### Source information
^^^^^^^^
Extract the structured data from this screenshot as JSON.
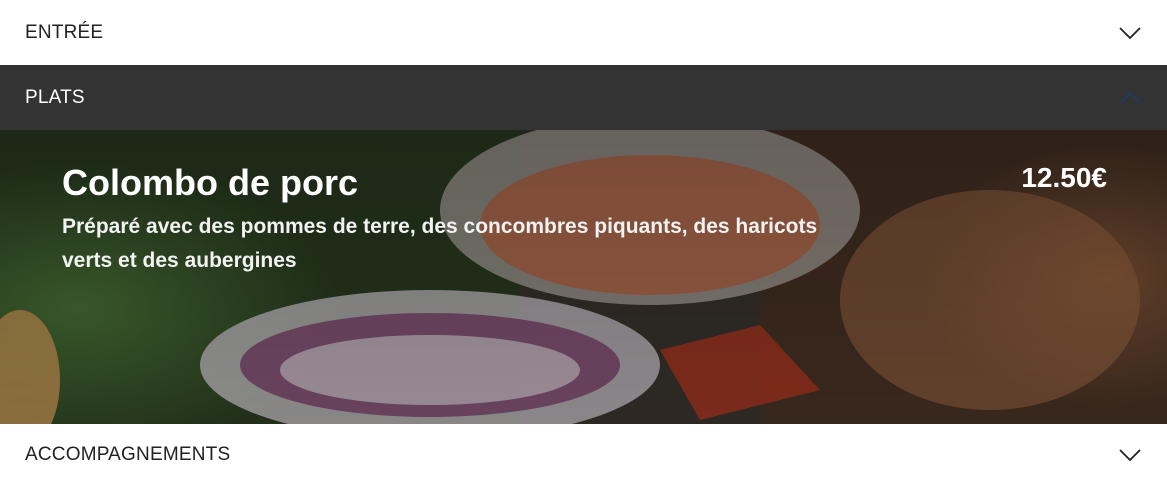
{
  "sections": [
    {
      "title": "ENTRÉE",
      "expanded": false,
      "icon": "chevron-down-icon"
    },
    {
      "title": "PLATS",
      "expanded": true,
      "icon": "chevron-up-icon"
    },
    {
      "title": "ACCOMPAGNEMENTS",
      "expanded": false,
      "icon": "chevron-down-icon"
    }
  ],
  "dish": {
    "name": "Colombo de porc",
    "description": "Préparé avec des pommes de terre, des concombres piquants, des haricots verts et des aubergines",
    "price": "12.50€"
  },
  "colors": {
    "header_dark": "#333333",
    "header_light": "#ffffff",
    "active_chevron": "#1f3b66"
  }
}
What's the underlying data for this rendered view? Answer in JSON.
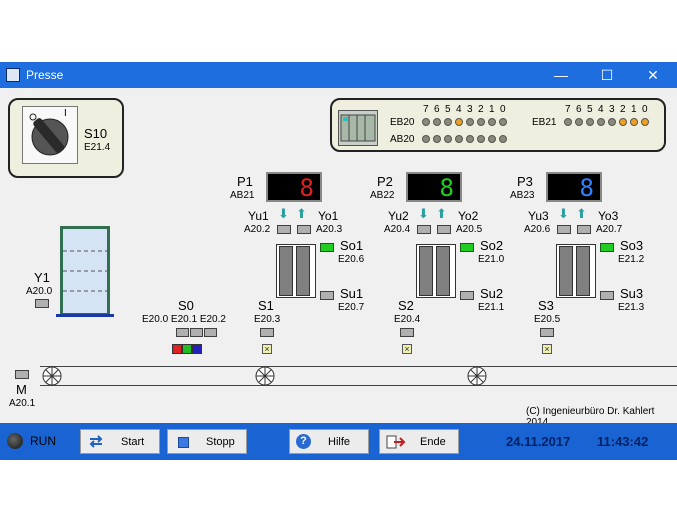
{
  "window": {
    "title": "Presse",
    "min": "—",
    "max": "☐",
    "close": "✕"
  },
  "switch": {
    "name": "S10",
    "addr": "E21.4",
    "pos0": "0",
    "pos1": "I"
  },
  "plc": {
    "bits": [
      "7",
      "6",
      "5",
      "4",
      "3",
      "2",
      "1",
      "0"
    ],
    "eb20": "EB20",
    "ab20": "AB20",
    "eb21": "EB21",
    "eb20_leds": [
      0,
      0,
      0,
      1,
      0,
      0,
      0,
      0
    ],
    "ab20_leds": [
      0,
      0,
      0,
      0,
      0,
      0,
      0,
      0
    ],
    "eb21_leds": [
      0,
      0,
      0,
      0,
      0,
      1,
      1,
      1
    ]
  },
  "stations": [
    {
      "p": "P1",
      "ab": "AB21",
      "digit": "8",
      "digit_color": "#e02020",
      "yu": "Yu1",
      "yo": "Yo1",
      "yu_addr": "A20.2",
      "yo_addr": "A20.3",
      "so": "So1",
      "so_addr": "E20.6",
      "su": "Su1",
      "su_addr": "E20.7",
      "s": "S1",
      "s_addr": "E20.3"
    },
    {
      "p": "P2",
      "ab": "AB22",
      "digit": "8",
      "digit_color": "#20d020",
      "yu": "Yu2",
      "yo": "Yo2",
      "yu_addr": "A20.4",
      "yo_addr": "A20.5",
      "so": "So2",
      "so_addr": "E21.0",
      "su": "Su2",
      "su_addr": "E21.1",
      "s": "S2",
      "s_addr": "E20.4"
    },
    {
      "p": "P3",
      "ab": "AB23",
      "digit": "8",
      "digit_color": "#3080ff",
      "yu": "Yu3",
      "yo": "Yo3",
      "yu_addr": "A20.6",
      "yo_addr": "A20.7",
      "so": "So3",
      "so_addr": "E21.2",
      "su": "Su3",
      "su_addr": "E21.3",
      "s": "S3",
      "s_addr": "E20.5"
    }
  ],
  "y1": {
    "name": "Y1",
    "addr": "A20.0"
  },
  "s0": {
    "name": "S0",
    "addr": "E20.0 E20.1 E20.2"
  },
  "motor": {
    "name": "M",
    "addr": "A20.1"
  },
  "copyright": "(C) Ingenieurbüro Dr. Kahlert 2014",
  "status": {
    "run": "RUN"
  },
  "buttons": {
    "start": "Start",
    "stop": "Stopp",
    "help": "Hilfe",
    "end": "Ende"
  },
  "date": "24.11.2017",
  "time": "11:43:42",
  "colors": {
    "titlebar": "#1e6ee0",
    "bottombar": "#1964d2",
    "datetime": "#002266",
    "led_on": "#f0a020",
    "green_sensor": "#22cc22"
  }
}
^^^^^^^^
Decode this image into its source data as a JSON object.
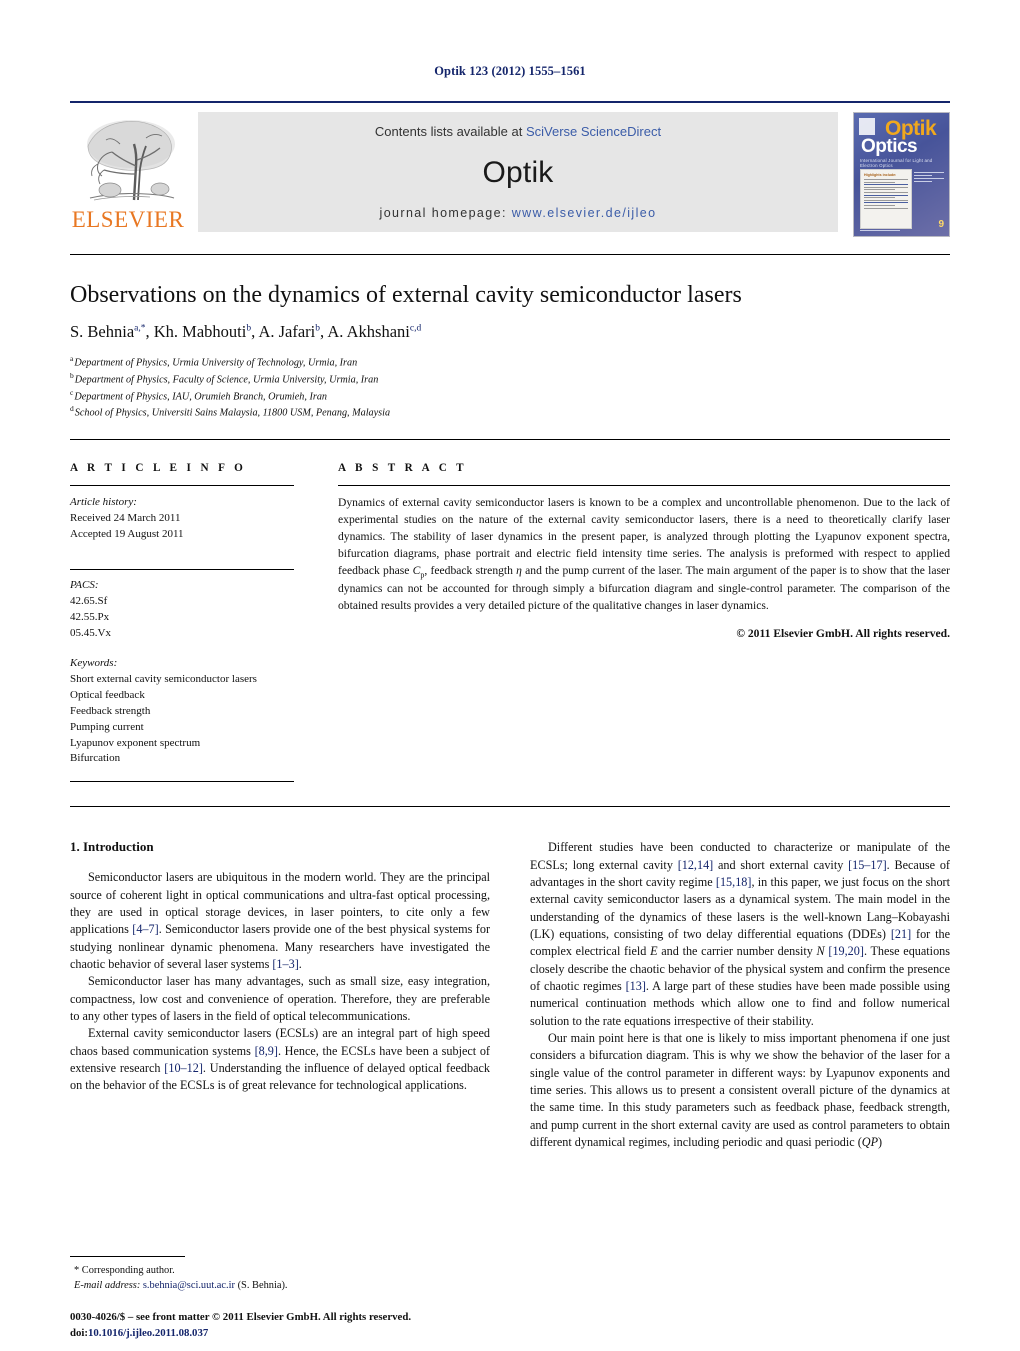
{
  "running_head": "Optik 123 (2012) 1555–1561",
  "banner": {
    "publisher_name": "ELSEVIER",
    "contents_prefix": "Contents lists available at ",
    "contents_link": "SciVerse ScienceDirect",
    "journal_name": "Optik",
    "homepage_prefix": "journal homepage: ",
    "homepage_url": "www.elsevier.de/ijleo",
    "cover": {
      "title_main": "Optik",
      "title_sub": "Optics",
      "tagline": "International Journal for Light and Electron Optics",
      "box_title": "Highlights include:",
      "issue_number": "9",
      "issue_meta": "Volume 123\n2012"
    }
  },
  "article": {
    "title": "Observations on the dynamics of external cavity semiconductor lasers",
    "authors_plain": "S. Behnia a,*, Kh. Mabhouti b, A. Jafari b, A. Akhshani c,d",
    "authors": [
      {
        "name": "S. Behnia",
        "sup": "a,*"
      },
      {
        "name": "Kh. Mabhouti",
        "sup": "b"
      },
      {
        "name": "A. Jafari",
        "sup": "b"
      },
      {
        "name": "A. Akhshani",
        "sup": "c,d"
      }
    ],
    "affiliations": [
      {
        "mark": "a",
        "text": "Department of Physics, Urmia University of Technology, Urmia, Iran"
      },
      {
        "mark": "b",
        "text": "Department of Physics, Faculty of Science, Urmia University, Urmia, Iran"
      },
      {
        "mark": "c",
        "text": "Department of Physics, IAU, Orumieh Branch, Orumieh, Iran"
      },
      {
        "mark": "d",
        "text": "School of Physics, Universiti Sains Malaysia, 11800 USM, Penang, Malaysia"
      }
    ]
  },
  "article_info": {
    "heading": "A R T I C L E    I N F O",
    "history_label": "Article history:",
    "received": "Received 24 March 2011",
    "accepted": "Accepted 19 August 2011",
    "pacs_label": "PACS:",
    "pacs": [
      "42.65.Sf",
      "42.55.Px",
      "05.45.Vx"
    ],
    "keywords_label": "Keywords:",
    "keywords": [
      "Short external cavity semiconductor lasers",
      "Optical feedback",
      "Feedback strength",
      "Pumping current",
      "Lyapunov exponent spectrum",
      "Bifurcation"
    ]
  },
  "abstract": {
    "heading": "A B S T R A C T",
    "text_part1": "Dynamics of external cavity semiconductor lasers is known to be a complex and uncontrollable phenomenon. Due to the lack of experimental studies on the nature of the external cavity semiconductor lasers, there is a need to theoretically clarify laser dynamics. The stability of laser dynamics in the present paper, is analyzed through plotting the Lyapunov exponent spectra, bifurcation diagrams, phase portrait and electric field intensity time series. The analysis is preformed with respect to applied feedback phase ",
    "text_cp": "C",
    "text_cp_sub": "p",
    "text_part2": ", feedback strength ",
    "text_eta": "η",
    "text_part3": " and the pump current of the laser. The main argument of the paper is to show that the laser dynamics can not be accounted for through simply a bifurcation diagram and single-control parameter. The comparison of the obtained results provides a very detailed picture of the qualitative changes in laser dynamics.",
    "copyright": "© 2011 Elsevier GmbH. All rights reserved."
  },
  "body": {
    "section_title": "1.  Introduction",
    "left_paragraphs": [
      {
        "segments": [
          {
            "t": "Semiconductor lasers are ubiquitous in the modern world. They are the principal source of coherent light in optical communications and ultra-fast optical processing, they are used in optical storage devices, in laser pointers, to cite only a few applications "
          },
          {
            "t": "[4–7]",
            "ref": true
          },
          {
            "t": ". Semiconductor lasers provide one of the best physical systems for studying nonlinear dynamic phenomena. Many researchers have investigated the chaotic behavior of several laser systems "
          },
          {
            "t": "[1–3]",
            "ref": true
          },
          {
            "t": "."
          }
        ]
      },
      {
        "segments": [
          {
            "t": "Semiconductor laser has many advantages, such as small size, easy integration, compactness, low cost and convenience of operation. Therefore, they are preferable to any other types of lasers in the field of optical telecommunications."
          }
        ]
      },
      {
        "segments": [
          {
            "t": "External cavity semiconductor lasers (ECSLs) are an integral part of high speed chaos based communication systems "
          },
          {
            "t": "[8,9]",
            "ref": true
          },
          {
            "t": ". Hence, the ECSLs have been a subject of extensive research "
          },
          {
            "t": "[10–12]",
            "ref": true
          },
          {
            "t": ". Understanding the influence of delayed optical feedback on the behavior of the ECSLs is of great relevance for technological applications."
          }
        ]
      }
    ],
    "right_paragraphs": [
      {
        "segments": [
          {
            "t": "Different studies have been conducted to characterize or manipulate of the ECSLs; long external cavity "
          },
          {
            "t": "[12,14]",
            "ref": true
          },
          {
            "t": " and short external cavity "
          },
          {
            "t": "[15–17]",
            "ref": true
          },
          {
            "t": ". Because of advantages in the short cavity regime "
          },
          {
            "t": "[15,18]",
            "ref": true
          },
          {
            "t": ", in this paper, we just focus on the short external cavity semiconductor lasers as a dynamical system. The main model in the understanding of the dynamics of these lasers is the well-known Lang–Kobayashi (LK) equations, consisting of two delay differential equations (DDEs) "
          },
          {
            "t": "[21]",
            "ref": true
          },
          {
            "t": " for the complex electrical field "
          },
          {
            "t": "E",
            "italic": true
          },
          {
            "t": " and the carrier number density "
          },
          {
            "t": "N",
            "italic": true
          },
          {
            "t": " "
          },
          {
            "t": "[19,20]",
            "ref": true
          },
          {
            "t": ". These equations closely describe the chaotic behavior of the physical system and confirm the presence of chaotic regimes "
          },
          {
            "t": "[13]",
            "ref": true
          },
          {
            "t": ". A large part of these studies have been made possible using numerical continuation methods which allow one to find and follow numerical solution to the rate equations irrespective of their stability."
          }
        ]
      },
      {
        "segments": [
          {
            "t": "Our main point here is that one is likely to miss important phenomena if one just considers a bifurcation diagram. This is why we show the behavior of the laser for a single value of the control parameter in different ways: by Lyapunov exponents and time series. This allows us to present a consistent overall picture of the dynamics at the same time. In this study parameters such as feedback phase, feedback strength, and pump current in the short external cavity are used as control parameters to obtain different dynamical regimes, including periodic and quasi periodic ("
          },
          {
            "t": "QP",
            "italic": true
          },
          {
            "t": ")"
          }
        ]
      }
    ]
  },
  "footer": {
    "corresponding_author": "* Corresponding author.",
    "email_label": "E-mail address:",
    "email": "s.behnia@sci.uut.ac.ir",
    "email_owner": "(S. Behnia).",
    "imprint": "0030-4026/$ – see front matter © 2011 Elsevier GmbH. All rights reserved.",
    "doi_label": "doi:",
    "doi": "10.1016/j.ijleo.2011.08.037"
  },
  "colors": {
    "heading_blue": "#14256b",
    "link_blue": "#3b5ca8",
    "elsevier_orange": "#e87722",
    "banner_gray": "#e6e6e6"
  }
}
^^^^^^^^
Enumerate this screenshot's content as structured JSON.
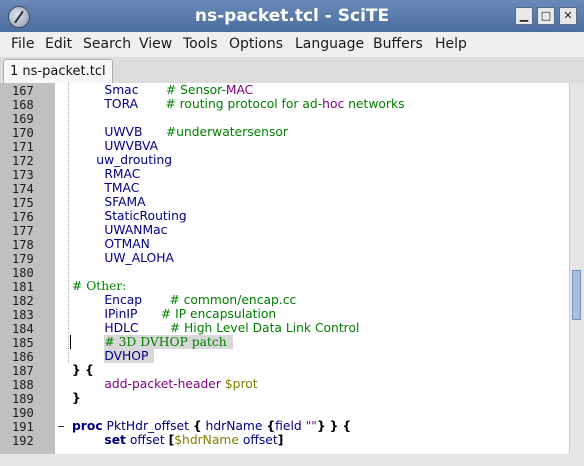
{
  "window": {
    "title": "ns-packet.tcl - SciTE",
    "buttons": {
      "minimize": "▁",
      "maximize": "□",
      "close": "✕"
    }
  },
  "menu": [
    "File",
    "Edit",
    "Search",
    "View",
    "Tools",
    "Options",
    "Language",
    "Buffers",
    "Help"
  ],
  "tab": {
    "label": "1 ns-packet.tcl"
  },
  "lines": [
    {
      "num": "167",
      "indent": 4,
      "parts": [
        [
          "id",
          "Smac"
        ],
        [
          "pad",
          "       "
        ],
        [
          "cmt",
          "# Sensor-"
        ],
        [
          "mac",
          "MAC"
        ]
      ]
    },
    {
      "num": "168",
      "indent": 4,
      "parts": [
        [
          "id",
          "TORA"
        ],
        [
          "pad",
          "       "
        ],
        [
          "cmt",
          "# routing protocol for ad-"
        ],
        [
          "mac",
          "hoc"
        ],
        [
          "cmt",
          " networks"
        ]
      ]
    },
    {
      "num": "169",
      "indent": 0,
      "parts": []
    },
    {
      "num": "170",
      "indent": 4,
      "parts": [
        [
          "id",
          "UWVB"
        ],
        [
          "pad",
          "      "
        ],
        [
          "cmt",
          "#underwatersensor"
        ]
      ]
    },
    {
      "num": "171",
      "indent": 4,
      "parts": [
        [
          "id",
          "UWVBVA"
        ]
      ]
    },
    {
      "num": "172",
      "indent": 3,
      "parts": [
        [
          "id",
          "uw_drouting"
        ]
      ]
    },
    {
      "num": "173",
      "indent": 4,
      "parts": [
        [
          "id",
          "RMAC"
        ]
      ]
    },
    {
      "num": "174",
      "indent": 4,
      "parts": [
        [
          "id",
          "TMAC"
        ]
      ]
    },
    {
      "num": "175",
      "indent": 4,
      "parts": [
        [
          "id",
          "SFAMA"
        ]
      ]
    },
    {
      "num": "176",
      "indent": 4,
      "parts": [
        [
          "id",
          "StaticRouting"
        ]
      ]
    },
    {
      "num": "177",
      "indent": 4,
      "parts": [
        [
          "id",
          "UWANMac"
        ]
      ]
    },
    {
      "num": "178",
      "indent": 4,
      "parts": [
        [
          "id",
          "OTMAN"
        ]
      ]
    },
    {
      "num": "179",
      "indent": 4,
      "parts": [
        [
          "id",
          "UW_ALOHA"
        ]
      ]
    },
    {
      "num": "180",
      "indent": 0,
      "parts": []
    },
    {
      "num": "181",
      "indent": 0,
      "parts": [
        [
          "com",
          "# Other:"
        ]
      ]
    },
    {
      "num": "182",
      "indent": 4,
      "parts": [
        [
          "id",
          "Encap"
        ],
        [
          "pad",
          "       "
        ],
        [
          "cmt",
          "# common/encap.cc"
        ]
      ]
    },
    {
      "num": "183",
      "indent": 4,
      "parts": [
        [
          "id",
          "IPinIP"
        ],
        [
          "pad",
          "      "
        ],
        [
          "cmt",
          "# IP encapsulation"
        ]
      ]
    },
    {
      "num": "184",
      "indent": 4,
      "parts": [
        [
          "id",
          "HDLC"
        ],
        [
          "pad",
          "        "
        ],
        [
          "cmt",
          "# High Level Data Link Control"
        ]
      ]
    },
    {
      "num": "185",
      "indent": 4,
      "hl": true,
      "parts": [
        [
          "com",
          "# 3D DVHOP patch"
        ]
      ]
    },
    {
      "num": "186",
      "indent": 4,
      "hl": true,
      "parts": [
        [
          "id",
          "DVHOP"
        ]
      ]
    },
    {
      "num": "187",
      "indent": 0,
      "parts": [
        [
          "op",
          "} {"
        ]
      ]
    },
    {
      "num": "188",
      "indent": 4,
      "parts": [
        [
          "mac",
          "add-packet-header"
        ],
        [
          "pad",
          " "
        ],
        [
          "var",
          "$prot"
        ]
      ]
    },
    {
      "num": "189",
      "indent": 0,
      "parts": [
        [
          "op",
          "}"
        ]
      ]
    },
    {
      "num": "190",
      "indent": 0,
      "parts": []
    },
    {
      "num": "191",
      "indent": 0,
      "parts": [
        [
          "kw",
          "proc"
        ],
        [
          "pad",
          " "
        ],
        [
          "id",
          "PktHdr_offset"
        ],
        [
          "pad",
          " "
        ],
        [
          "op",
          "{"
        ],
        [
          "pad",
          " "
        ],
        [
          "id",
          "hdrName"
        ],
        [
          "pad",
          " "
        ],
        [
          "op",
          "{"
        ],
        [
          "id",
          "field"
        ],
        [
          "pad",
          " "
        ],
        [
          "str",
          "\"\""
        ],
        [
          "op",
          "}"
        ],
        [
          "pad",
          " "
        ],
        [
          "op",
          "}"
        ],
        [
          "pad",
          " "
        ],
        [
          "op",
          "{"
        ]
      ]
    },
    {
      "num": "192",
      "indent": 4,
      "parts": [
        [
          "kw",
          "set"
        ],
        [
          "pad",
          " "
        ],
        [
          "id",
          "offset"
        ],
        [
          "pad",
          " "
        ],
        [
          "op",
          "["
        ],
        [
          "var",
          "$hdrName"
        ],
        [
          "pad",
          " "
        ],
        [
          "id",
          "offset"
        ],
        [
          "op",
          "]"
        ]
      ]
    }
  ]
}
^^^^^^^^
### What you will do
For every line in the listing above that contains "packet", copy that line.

### Answer for the task
    "title": "ns-packet.tcl - SciTE",
    "label": "1 ns-packet.tcl"
          "add-packet-header"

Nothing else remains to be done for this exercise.